“Hey, you!” said I, “or, scut monkey! What you may be I don’t know.
But the fact was, I was napping, as my old age now requires,
and you came knocking on my door, when you should be knocking
the senior resident’s door, who should be awake and working harder.
Not harder than the intern though, as surely they’re all well rested,
as their working hours are restricted.”
Merely this and nothing more.
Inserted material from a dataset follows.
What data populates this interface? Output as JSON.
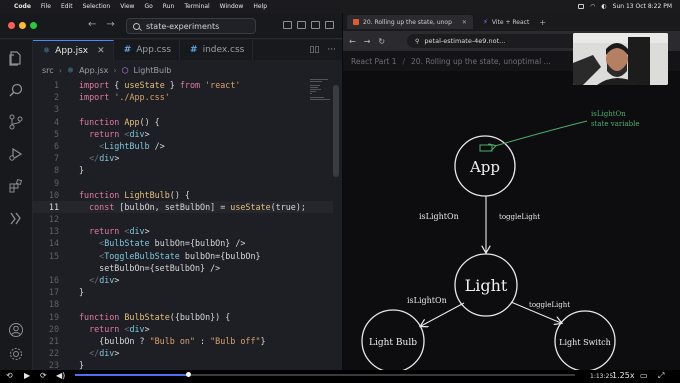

But as I opened the door, there was nothing.
A breeze fluttered my dirty white coat
and as I stumbled through the ward, looking for the student,
in there stepped a stately resident of the present days of work.
Not the least obeisance made he, not a minute stopped or stayed
but sat in his chair in front of a computer, looking
at Epocrates or UpToDate,
with lists of patients filling the pockets of a crisp,
well-pressed doctor’s coat,
perched and sat, and nothing more.

Then the resident marked my coming with an unabashed smile
at my disheveled hair and blood-stained scrubs. I said,
“Though you be sitting there, admiring
rows of numbers, patients and orders,
why aren’t you seeing patients or attending to the student?”
Quoth the resident, “Nevermore.”

Much I marveled at this opinion, as I heard of the restrictions
meant to refresh trainees’ minds, having their brains rested,
so their learning would flow and be applied
to the betterment of patients, whose cares they must abide.
But the resident continued staring at the placid computer screen,
jotting down numbers to report and to digest, while he preened.
“But how many patients are you seeing?
Don’t you care their health to restore?”
Quoth the Resident, “Nevermore.”

“Wretch,” I said, my fumes arising, “don’t you see?
This is your training ground; the more patients that you see,
the greater be your knowledge to assuage their gentle fears?”
Quoth the Resident, “Nevermore.”

I’ve heard of birds like these, perched atop their stool,
raving on the numbers and the X-rays ’til the morn,
eager to present their patients that they hardly even knew
because their activity was splendorous, selective and reduced.
But I said, “Hey, Doctor, you whose minds must freshly be
from the increased sleep patterns and diminishing patient list,
how would you diagnose a vesicle, be it from herpes or malady,
if you’ve never seen its action, its causation and remedy
to impose your will and cure it?
Calling a consult is not the appropriate retort!”
Quoth the Resident, “Nevermore.”

At last, I retreated to the confines of my room,
blinded by the callousness of residents of the day.
‘Tis their protest for more restrictions, less numbers so they can learn
from the computer screen that presents patterns, results and the rest,
and not laying hand on the abdomen, percuss a lung, a murmur hear.

All those strange rituals from physicians of yore they scoff at and they sneer
while looking acidly at my tired countenance, and my back that is so sore
from bending down to examine, yes to listen and to explore,
while they enthusiastically look with amazement at the strangeness of it all and say, readying their presentations, “Nevermore. Nevermore. Nevermore.”

Ruben J. Nazario, MD, is a pediatric hospitalist at Inova Fairfax Hospital for Children in Falls Church, Va. Check out Dr. Nazario’s blog and others on the Today’s Hospitalist Web site at www.todayshospitalist.com.